February 25th, 2022
Nowadays, Park City’s crowning jewels are perhaps its pristine, white powdery slopes or it’s vibrant, bustling Main Street. Perhaps this beautiful ski town is best known for the way that Main Street shines with bright lights and Hollywood stars during winter’s Sundance Film Festival. Or perhaps Park City is best remembered for hosting the 2002 Winter Olympics, widely described as one of the most successful Winter Olympics ever.
But long before the gold, silver, and bronze medals, the bright shining stars of Sundance, and the Black Diamond runs of the ski slopes, Park City was known for another crown jewel: silver.
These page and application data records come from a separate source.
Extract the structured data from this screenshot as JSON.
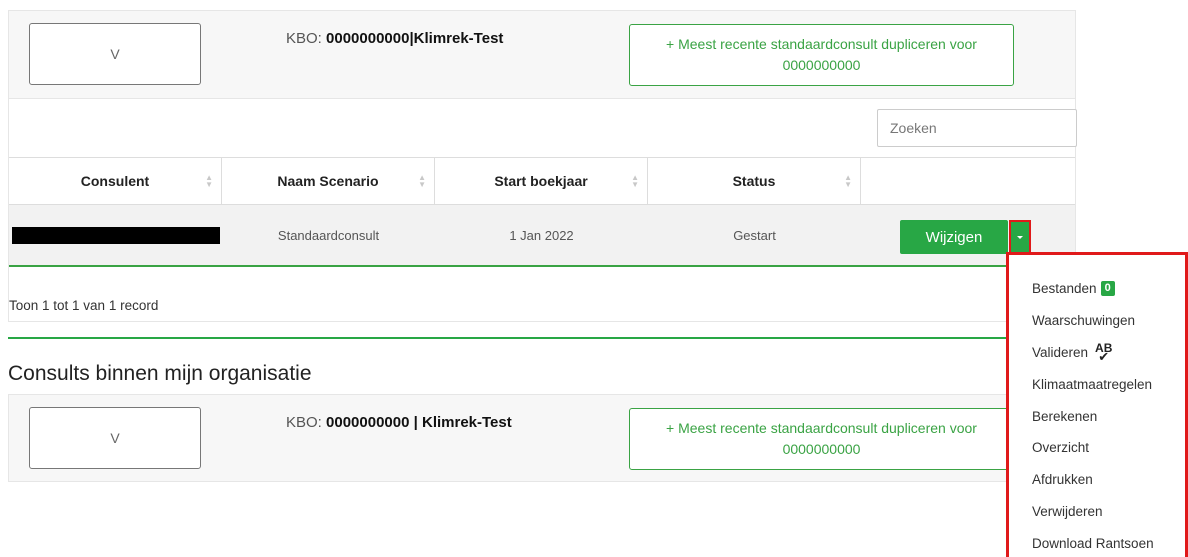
{
  "panel1": {
    "v_label": "V",
    "kbo_label": "KBO:",
    "kbo_value": "0000000000|Klimrek-Test",
    "duplicate_line1": "+ Meest recente standaardconsult dupliceren voor",
    "duplicate_line2": "0000000000",
    "search_placeholder": "Zoeken",
    "columns": [
      "Consulent",
      "Naam Scenario",
      "Start boekjaar",
      "Status"
    ],
    "row": {
      "consulent": "",
      "naam_scenario": "Standaardconsult",
      "start_boekjaar": "1 Jan 2022",
      "status": "Gestart",
      "edit_label": "Wijzigen"
    },
    "info": "Toon 1 tot 1 van 1 record"
  },
  "section_title": "Consults binnen mijn organisatie",
  "panel2": {
    "v_label": "V",
    "kbo_label": "KBO:",
    "kbo_value": "0000000000 | Klimrek-Test",
    "duplicate_line1": "+ Meest recente standaardconsult dupliceren voor",
    "duplicate_line2": "0000000000"
  },
  "menu": {
    "items": [
      "Bestanden",
      "Waarschuwingen",
      "Valideren",
      "Klimaatmaatregelen",
      "Berekenen",
      "Overzicht",
      "Afdrukken",
      "Verwijderen",
      "Download Rantsoen"
    ],
    "bestanden_badge": "0",
    "valideren_icon_text": "AB"
  },
  "colors": {
    "accent_green": "#28a745",
    "highlight_red": "#e0191a"
  },
  "icons": {
    "sort": "sort-arrows-icon",
    "caret": "caret-down-icon",
    "spellcheck": "spellcheck-icon"
  }
}
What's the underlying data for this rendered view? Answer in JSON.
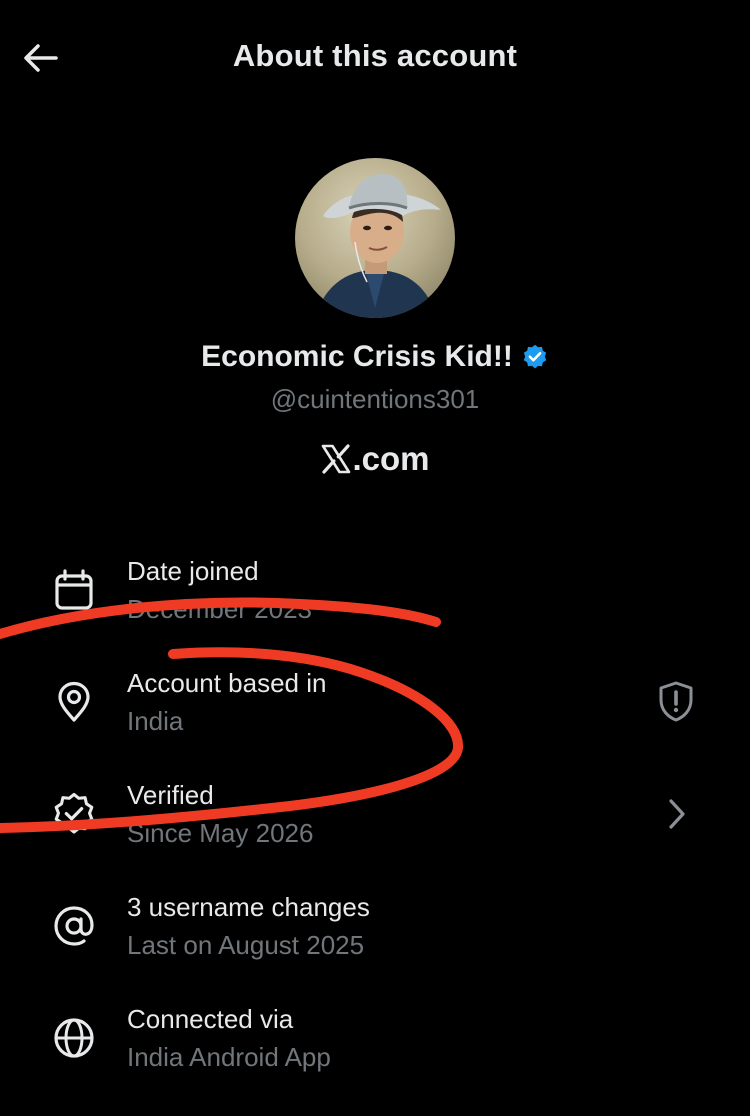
{
  "header": {
    "title": "About this account",
    "back_icon": "arrow-left-icon"
  },
  "profile": {
    "display_name": "Economic Crisis Kid!!",
    "handle": "@cuintentions301",
    "verified_badge_color": "#1d9bf0",
    "xcom_label": ".com"
  },
  "rows": [
    {
      "icon": "calendar-icon",
      "title": "Date joined",
      "subtitle": "December 2023"
    },
    {
      "icon": "location-pin-icon",
      "title": "Account based in",
      "subtitle": "India",
      "trailing_icon": "shield-alert-icon"
    },
    {
      "icon": "verified-badge-icon",
      "title": "Verified",
      "subtitle": "Since May 2026",
      "trailing_icon": "chevron-right-icon"
    },
    {
      "icon": "at-sign-icon",
      "title": "3 username changes",
      "subtitle": "Last on August 2025"
    },
    {
      "icon": "globe-icon",
      "title": "Connected via",
      "subtitle": "India Android App"
    }
  ],
  "colors": {
    "background": "#000000",
    "primary_text": "#e7e9ea",
    "secondary_text": "#71767b",
    "annotation_red": "#ef3b24"
  }
}
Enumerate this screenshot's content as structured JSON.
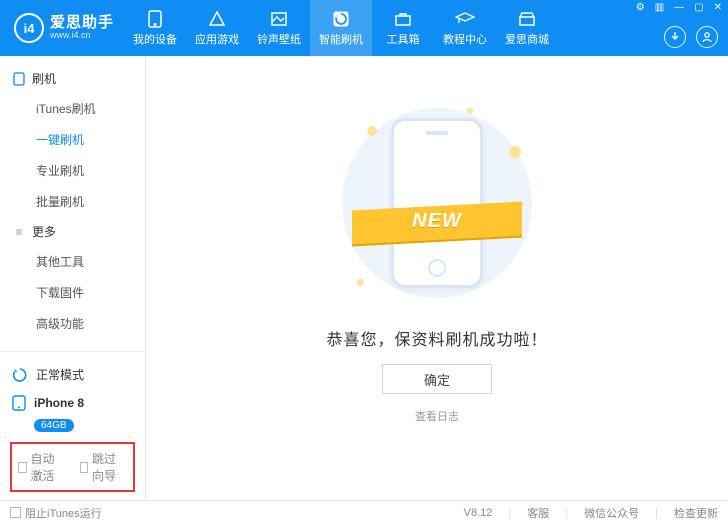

The discovery of silver first put Park City on the map in the mid 1800s. Now, deep below today’s ski runs, lies a twisting, winding labyrinth of silver mines. See how several of our Gallery MAR artists pay homage to this rich mining history through beautiful, shimmering works of art.
Sarah Winkler‘s latest show, “Mountain Glow,” was inspired by these Park City silver mines. “When I was in Park City last summer, I finally got to go to the mining museum near Gallery MAR,” Sarah Winkler explains, “I never realized before that there are thousands of miles of tunnels under Park City. Going to the museum, you can see dioramas of the mines in the area. I had no idea that the mountain was like Swiss cheese underneath. That was really interesting to me.”
Inspired by this newfound knowledge, Winkler was determined to make her latest show “all about the hidden treasures in these mountains.” Her new series sparkles with metallic paint and mika pigments, referencing the metals, gems, and minerals once found beneath the mountain. As an artist fascinated by new ways to experience the landscape, Winkler has been excited to bring to the surface the beauty of this hidden, underground world.
When these Park City gems were first discovered, it was by happenstance (WesternMiningHisotry.com). Federal troops had been stationed near Salt Lake City to keep watch over the Mormon population in the area. The troops’ commander, Colonel Conner, wanted to keep his troops occupied during their stay, as well as do their part in helping their country prosper, so he encouraged his men to prospect around the area.
Three soldiers traversed through Big Cottonwood Canyon to an area now known as Bonanza Flats, where they discovered a silver and lead deposit. The site of their discovery soon became Park City‘s first mine. News of this discovery drew new prospectors to the area, and shortly after, several new mines were discovered.
Gallery MAR artist Pamela Murphy pays tribute to this history in her oil paintings. Painted in Murphy’s signature, beautifully understated, sweetly nostalgic style, her painting “Ontario Mine” showcases one of Park City’s largest, and most prosperous mines from the late 1800s. The Ontario mine would go on to produce over $50 million worth of rich ore throughout its history.
In another of Murphy’s paintings, “Ore Bins,” she beautifully reinterprets an historical photograph of two miners after a long day’s work, transporting their bounty above ground. Murphy’s use of shimmering silver leaf is all too appropriate for this stunning piece.
During its silver mining prime, Park City was known as the greatest silver camp in the world, with “enough ore to last 100 years (VisitParkCity.com).” Soon however, Park City locals shifted their attention from the treasure underneath the mountains to the treasure found above.
Now, nearly 160 years after the discovery of silver, Park City sparkles with jewels of a different kind.. So next time you hit the slopes or find a beautiful treasure at Gallery MAR, perhaps it will fascinate you to think of the 1,000s of miles of winding tunnels just below your feet and the silver treasure that made everything you love about Park City possible.
Written by Veronica Vale